Christmas Road Safety
We’ve all heard that old Bing Crosby Christmas song, “I’ll be home for Christmas”, a poignant reminder to us all of the importance of being amongst family at such a special time of year.
However the reality is that during the 2018/19 Christmas period, 9 lives were lost on New Zealand roads leaving countless families and friends devastated as they started to plan a funeral rather than celebrating around the Christmas tree.
But it seems that these fatalities are just the tip of the iceberg. According to the Centre for Accident Research and Road Safety Queensland (CARRS-Q), the number of people killed on the roads does not provide a true reflection of the impact of road trauma.
Research shows that for every one death on the road, 30 people are hospitalised. In the calendar year of 2018 there were 2,599 people seriously injured on our nations road and many more minor injuries.
So this festive season, Road Safety Education Limited (RSE), the leading road safety education organisation and the provider of the RYDA programme, urge us all to “Drive So Others Survive”, and use the words from various Christmas carols to help get us home safely.
God Rest ye Merry Gentlemen (and women!)… Don’t let yourself drive if you’re feeling very tired, as fatigue can cause you to lose concentration on the road. Fatigue is suspected to be the primary cause of more than 20% of road fatalities. If you are on the road and you start to yawn, your eyes feel heavy or your concentration is waning, pull over and take a 15 minute power nap.
We wish you a Merry Christmas… – but not too merry… We’ve all heard the statistics and campaigns around drink driving in this country. Whilst the legal limit of alcohol in your system on the road is 50mg of alcohol in every 100ml of blood, your best bet is to avoid drinking alcohol all together if you plan on driving the family around at Christmas time.
Alcohol impairs your judgement, gives you slower reaction times, causes fatigue and if over the limit, you may end up with fines and loss of your license, or worse – causing serious injury to you, your family and others on the road.
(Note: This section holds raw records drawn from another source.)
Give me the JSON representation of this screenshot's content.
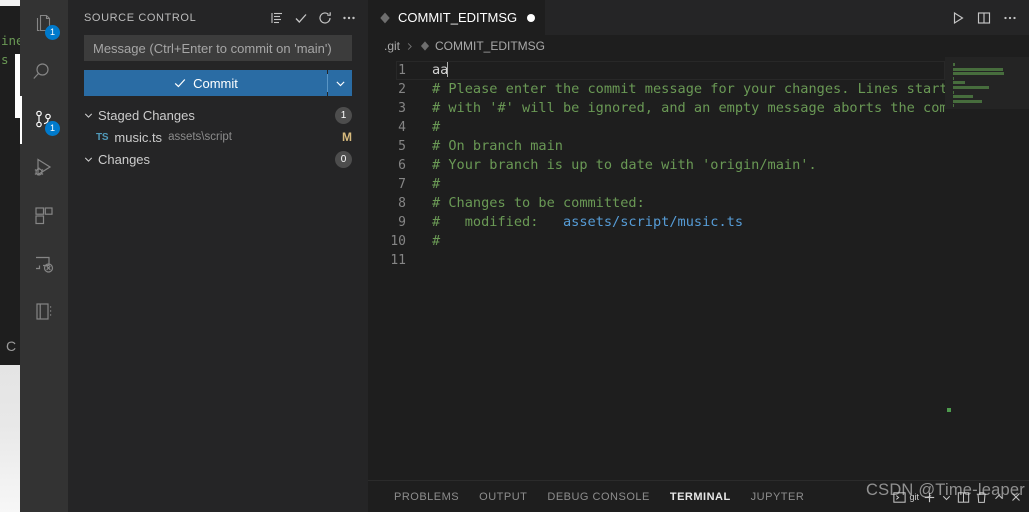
{
  "background_windows": {
    "code_fragments": [
      "ines",
      "s t"
    ],
    "char": "C"
  },
  "activitybar": {
    "items": [
      {
        "name": "explorer",
        "icon": "files-icon",
        "badge": "1",
        "active": false
      },
      {
        "name": "search",
        "icon": "search-icon",
        "badge": "",
        "active": false
      },
      {
        "name": "source-control",
        "icon": "source-control-icon",
        "badge": "1",
        "active": true
      },
      {
        "name": "run-debug",
        "icon": "run-and-debug-icon",
        "badge": "",
        "active": false
      },
      {
        "name": "extensions",
        "icon": "extensions-icon",
        "badge": "",
        "active": false
      },
      {
        "name": "remote-explorer",
        "icon": "remote-explorer-icon",
        "badge": "",
        "active": false
      },
      {
        "name": "jupyter-notebook",
        "icon": "notebook-icon",
        "badge": "",
        "active": false
      }
    ]
  },
  "sidebar": {
    "title": "SOURCE CONTROL",
    "actions": [
      {
        "name": "view-as-list",
        "icon": "list-view-icon"
      },
      {
        "name": "commit",
        "icon": "check-icon"
      },
      {
        "name": "refresh",
        "icon": "refresh-icon"
      },
      {
        "name": "more-actions",
        "icon": "ellipsis-icon"
      }
    ],
    "commit_input": {
      "placeholder": "Message (Ctrl+Enter to commit on 'main')",
      "value": ""
    },
    "commit_button": {
      "label": "Commit",
      "icon": "check-icon",
      "dropdown_icon": "chevron-down-icon",
      "color": "#2a6ca4"
    },
    "groups": [
      {
        "label": "Staged Changes",
        "count": "1",
        "expanded": true,
        "files": [
          {
            "icon_label": "TS",
            "name": "music.ts",
            "path": "assets\\script",
            "status": "M",
            "status_color": "#d7ba7d"
          }
        ]
      },
      {
        "label": "Changes",
        "count": "0",
        "expanded": true,
        "files": []
      }
    ]
  },
  "editor": {
    "tab": {
      "label": "COMMIT_EDITMSG",
      "icon": "git-commit-file-icon",
      "dirty": true
    },
    "tab_actions": [
      {
        "name": "run-file",
        "icon": "play-icon"
      },
      {
        "name": "split-editor",
        "icon": "split-editor-icon"
      },
      {
        "name": "more-actions",
        "icon": "ellipsis-icon"
      }
    ],
    "breadcrumbs": [
      {
        "label": ".git",
        "icon": ""
      },
      {
        "label": "COMMIT_EDITMSG",
        "icon": "git-commit-file-icon"
      }
    ],
    "cursor_line": 1,
    "lines": [
      {
        "num": "1",
        "segments": [
          {
            "text": "aa",
            "kind": "plain"
          }
        ],
        "caret": true
      },
      {
        "num": "2",
        "segments": [
          {
            "text": "# Please enter the commit message for your changes. Lines starting",
            "kind": "comment"
          }
        ]
      },
      {
        "num": "3",
        "segments": [
          {
            "text": "# with '#' will be ignored, and an empty message aborts the commit.",
            "kind": "comment"
          }
        ]
      },
      {
        "num": "4",
        "segments": [
          {
            "text": "#",
            "kind": "comment"
          }
        ]
      },
      {
        "num": "5",
        "segments": [
          {
            "text": "# On branch main",
            "kind": "comment"
          }
        ]
      },
      {
        "num": "6",
        "segments": [
          {
            "text": "# Your branch is up to date with 'origin/main'.",
            "kind": "comment"
          }
        ]
      },
      {
        "num": "7",
        "segments": [
          {
            "text": "#",
            "kind": "comment"
          }
        ]
      },
      {
        "num": "8",
        "segments": [
          {
            "text": "# Changes to be committed:",
            "kind": "comment"
          }
        ]
      },
      {
        "num": "9",
        "segments": [
          {
            "text": "#   modified:   ",
            "kind": "comment"
          },
          {
            "text": "assets/script/music.ts",
            "kind": "path"
          }
        ]
      },
      {
        "num": "10",
        "segments": [
          {
            "text": "#",
            "kind": "comment"
          }
        ]
      },
      {
        "num": "11",
        "segments": [
          {
            "text": "",
            "kind": "plain"
          }
        ]
      }
    ],
    "minimap_enabled": true
  },
  "panel": {
    "tabs": [
      {
        "label": "PROBLEMS",
        "active": false
      },
      {
        "label": "OUTPUT",
        "active": false
      },
      {
        "label": "DEBUG CONSOLE",
        "active": false
      },
      {
        "label": "TERMINAL",
        "active": true
      },
      {
        "label": "JUPYTER",
        "active": false
      }
    ],
    "terminal_name": "git",
    "actions": [
      {
        "name": "terminal-shell-selector",
        "icon": "terminal-icon",
        "label": "git"
      },
      {
        "name": "new-terminal",
        "icon": "plus-icon",
        "label": ""
      },
      {
        "name": "terminal-profile-dropdown",
        "icon": "chevron-down-icon",
        "label": ""
      },
      {
        "name": "split-terminal",
        "icon": "split-icon",
        "label": ""
      },
      {
        "name": "kill-terminal",
        "icon": "trash-icon",
        "label": ""
      },
      {
        "name": "maximize-panel",
        "icon": "chevron-up-icon",
        "label": ""
      },
      {
        "name": "close-panel",
        "icon": "close-icon",
        "label": ""
      }
    ]
  },
  "watermark": {
    "text": "CSDN @Time-leaper"
  },
  "colors": {
    "accent": "#007acc",
    "commit_button": "#2a6ca4",
    "sidebar_bg": "#252526",
    "activitybar_bg": "#333333",
    "editor_bg": "#1e1e1e",
    "comment": "#6a9955",
    "path": "#569cd6",
    "modified": "#d7ba7d"
  }
}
Silent Night …. The possibility of road crashes increases at night, due to visibility issues, fatigue and wildlife. If you are travelling at night and your car breaks down, ensure that you put your hazard lights on so that you’re visible to oncoming traffic.
Do you hear what I hear? …. Hopefully you are not hearing the sound of your mobile phone – a major distraction in a vehicle. Being distracted increases your chances of having a crash. It slows down your reaction times and puts you in danger of failing to see hazards such as traffic lights, stop signs or other road users, including pedestrians and bicycle riders. This Christmas put your phone in the glove box and drive safely!
Because after all, all your family really want for Christmas…. Is you!!